Sabbaticals are normally reserved for academia, where once every 7 years professors can take a year out to focus on research and writing instead of teaching while still being employed by the university.
The “creative sabbatical” appears to be originally coined by Stefan Sagmeister, who closes his design studio every 7 years to explore creative ideas. The idea is to take 5 years from his retirement and intersperse them throughout his working life. There is a TED talk about it if you want to learn more.
Unless your company is nice enough to pay you to take a year off, and you definitely plan to return after your sabbatical, you are going to have to pay for it out of your own pocket.
Luckily, software engineering is a highly paid career, and it is not uncommon, especially in major cities, to have salaries in the 6 figures.
The problem is, people let their lifestyle inflate as their salary increases. You work hard, so of course, you deserve the latest gadgets, a big house, a holiday abroad, that Tesla you always wanted and eating out at the nicest restaurants.
Most people don’t enjoy their jobs, so they use expensive luxuries as a reward for sticking to a job they hate.
This just exasperates the issue, leaving people no choice but to stay at a job they hate, to afford the luxuries they buy themselves, to endure the job that they hate.
The key to being able to take a creative sabbatical is to save a large portion of your income (preferably >50%) and live below your means.
With lower expenses and a large savings buffer, you can afford to pay yourself to take time off.
I spend a lot less money now that I am not working in London. In fact, I am actually saving myself over £500 a month when you include the following:
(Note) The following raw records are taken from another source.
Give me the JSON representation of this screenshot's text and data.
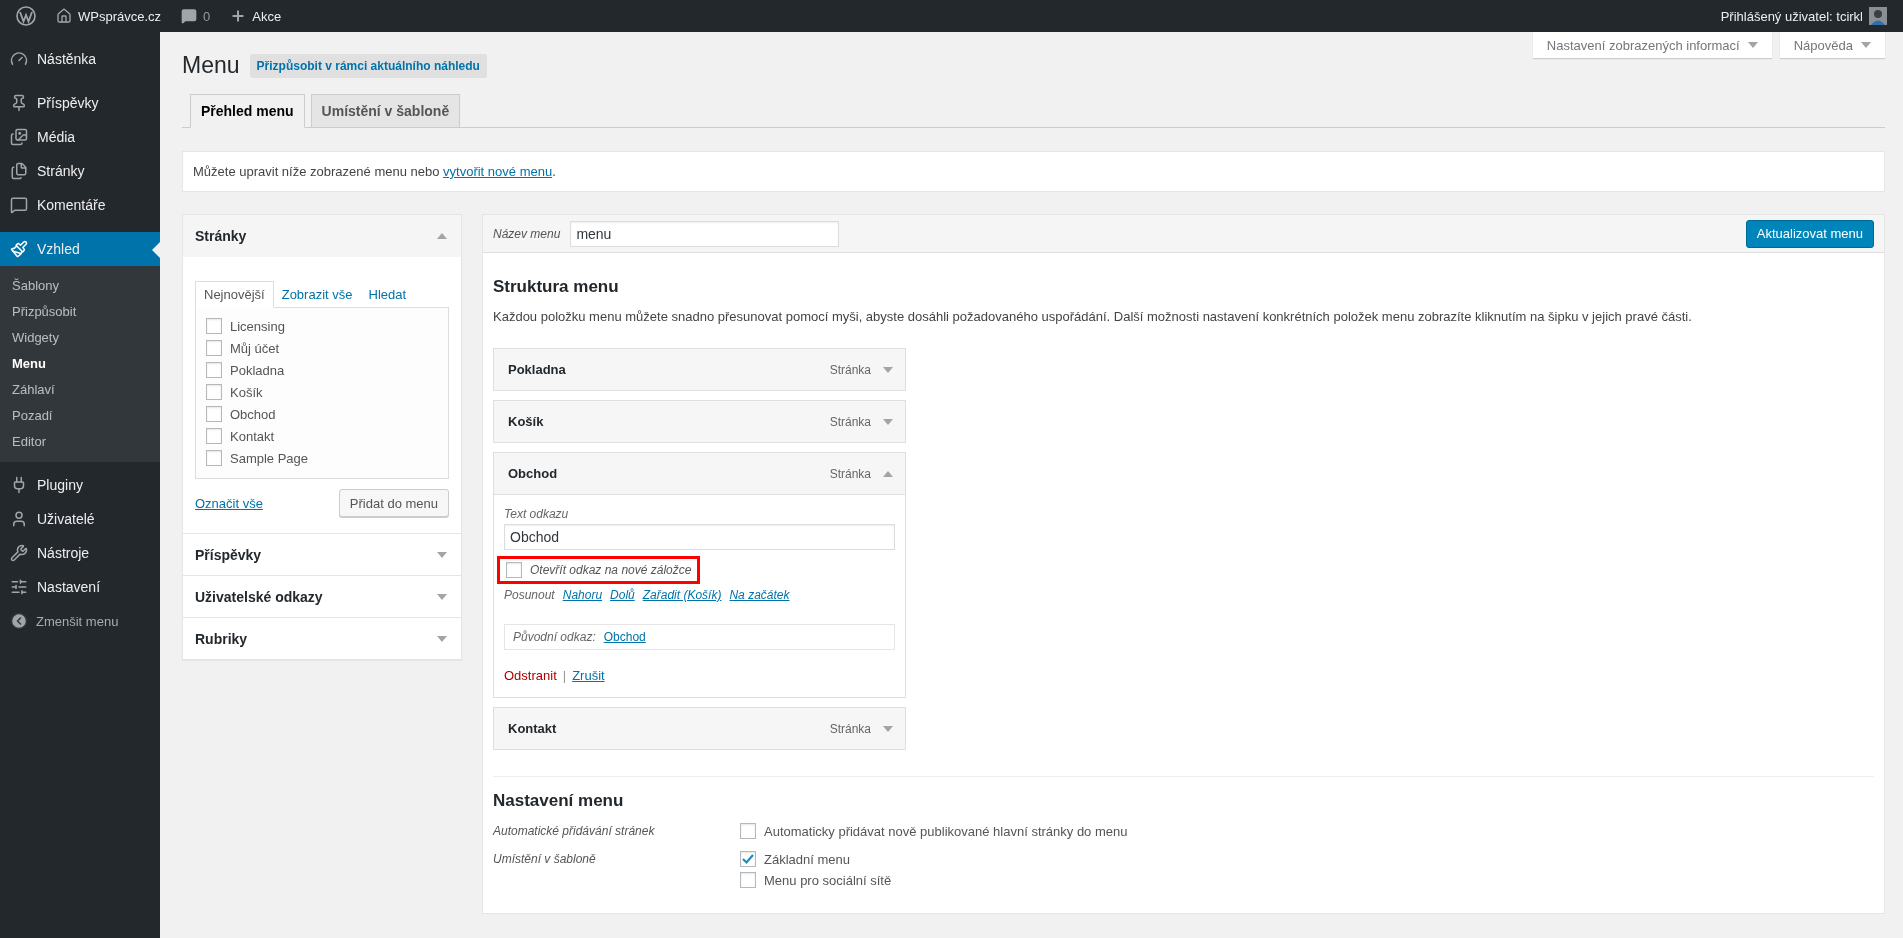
{
  "admin_bar": {
    "site": "WPsprávce.cz",
    "comments": "0",
    "new": "Akce",
    "account": "Přihlášený uživatel: tcirkl"
  },
  "sidebar": {
    "items": [
      {
        "label": "Nástěnka",
        "kind": "dashboard",
        "selected": false
      },
      {
        "label": "Příspěvky",
        "kind": "posts",
        "selected": false
      },
      {
        "label": "Média",
        "kind": "media",
        "selected": false
      },
      {
        "label": "Stránky",
        "kind": "pages",
        "selected": false
      },
      {
        "label": "Komentáře",
        "kind": "comments",
        "selected": false
      },
      {
        "label": "Vzhled",
        "kind": "appearance",
        "selected": true,
        "children": [
          {
            "label": "Šablony",
            "selected": false
          },
          {
            "label": "Přizpůsobit",
            "selected": false
          },
          {
            "label": "Widgety",
            "selected": false
          },
          {
            "label": "Menu",
            "selected": true
          },
          {
            "label": "Záhlaví",
            "selected": false
          },
          {
            "label": "Pozadí",
            "selected": false
          },
          {
            "label": "Editor",
            "selected": false
          }
        ]
      },
      {
        "label": "Pluginy",
        "kind": "plugins",
        "selected": false
      },
      {
        "label": "Uživatelé",
        "kind": "users",
        "selected": false
      },
      {
        "label": "Nástroje",
        "kind": "tools",
        "selected": false
      },
      {
        "label": "Nastavení",
        "kind": "settings",
        "selected": false
      }
    ],
    "collapse": "Zmenšit menu"
  },
  "screen_options": [
    "Nastavení zobrazených informací",
    "Nápověda"
  ],
  "page": {
    "title": "Menu",
    "customize": "Přizpůsobit v rámci aktuálního náhledu"
  },
  "tabs": [
    {
      "label": "Přehled menu",
      "selected": true
    },
    {
      "label": "Umístění v šabloně",
      "selected": false
    }
  ],
  "notice": {
    "text": "Můžete upravit níže zobrazené menu nebo ",
    "link": "vytvořit nové menu",
    "end": "."
  },
  "add_panels": [
    {
      "title": "Stránky",
      "expanded": true,
      "tabs": [
        {
          "label": "Nejnovější",
          "selected": true
        },
        {
          "label": "Zobrazit vše",
          "selected": false
        },
        {
          "label": "Hledat",
          "selected": false
        }
      ],
      "items": [
        {
          "label": "Licensing",
          "checked": false
        },
        {
          "label": "Můj účet",
          "checked": false
        },
        {
          "label": "Pokladna",
          "checked": false
        },
        {
          "label": "Košík",
          "checked": false
        },
        {
          "label": "Obchod",
          "checked": false
        },
        {
          "label": "Kontakt",
          "checked": false
        },
        {
          "label": "Sample Page",
          "checked": false
        }
      ],
      "select_all": "Označit vše",
      "add_button": "Přidat do menu"
    },
    {
      "title": "Příspěvky",
      "expanded": false
    },
    {
      "title": "Uživatelské odkazy",
      "expanded": false
    },
    {
      "title": "Rubriky",
      "expanded": false
    }
  ],
  "editor": {
    "name_label": "Název menu",
    "name_value": "menu",
    "save": "Aktualizovat menu",
    "structure_title": "Struktura menu",
    "structure_help": "Každou položku menu můžete snadno přesunovat pomocí myši, abyste dosáhli požadovaného uspořádání. Další možnosti nastavení konkrétních položek menu zobrazíte kliknutím na šipku v jejich pravé části.",
    "items": [
      {
        "title": "Pokladna",
        "type": "Stránka",
        "expanded": false
      },
      {
        "title": "Košík",
        "type": "Stránka",
        "expanded": false
      },
      {
        "title": "Obchod",
        "type": "Stránka",
        "expanded": true,
        "details": {
          "label_caption": "Text odkazu",
          "label_value": "Obchod",
          "new_tab": {
            "label": "Otevřít odkaz na nové záložce",
            "checked": false,
            "highlighted": true
          },
          "move_caption": "Posunout",
          "move_links": [
            "Nahoru",
            "Dolů",
            "Zařadit (Košík)",
            "Na začátek"
          ],
          "original_caption": "Původní odkaz:",
          "original_link": "Obchod",
          "remove": "Odstranit",
          "separator": "|",
          "cancel": "Zrušit"
        }
      },
      {
        "title": "Kontakt",
        "type": "Stránka",
        "expanded": false
      }
    ],
    "settings": {
      "title": "Nastavení menu",
      "rows": [
        {
          "label": "Automatické přidávání stránek",
          "options": [
            {
              "label": "Automaticky přidávat nově publikované hlavní stránky do menu",
              "checked": false
            }
          ]
        },
        {
          "label": "Umístění v šabloně",
          "options": [
            {
              "label": "Základní menu",
              "checked": true
            },
            {
              "label": "Menu pro sociální sítě",
              "checked": false
            }
          ]
        }
      ]
    }
  }
}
It is worth giving Your Money or Your Life by Vicki Robin a read to work out how much your job is costing you.
The point of a sabbatical is not to lie on a beach sipping margaritas all day (although that is a tempting option).
I have been programming since I was 8 years old. It is something I am passionate about and enjoy doing. Luckily, for me, it is also a skill that is highly financially rewarding 💰.
However, earning a lot of money isn’t enough for a fulfilling life.
There is a quote from the book Nothing You Don’t Already Know by Alexander den Heijer I really like:
The point is not just to be good at something, it’s to be good for something.
Being a great programmer can be immensely satisfying, but when the end goal is to make money or to make your employer money, it isn’t ultimately fulfilling.
What you do needs to serve others to give your life a purpose. When you put the focus on helping other people instead of making money, you actually end up making more money.
Dale Carnegie in How to Win Friends and Influence People says:
The world is full of people who are grabbing and self-seeking. So the rare individual who unselfishly tries to serve others has an enormous advantage. He has little competition.
Therefore, my plans for my creative sabbatical are simple. Teach others what I have learnt over the last 27 years I have been programming, so they can transform their lives and become more financially independent.
I will be doing this through: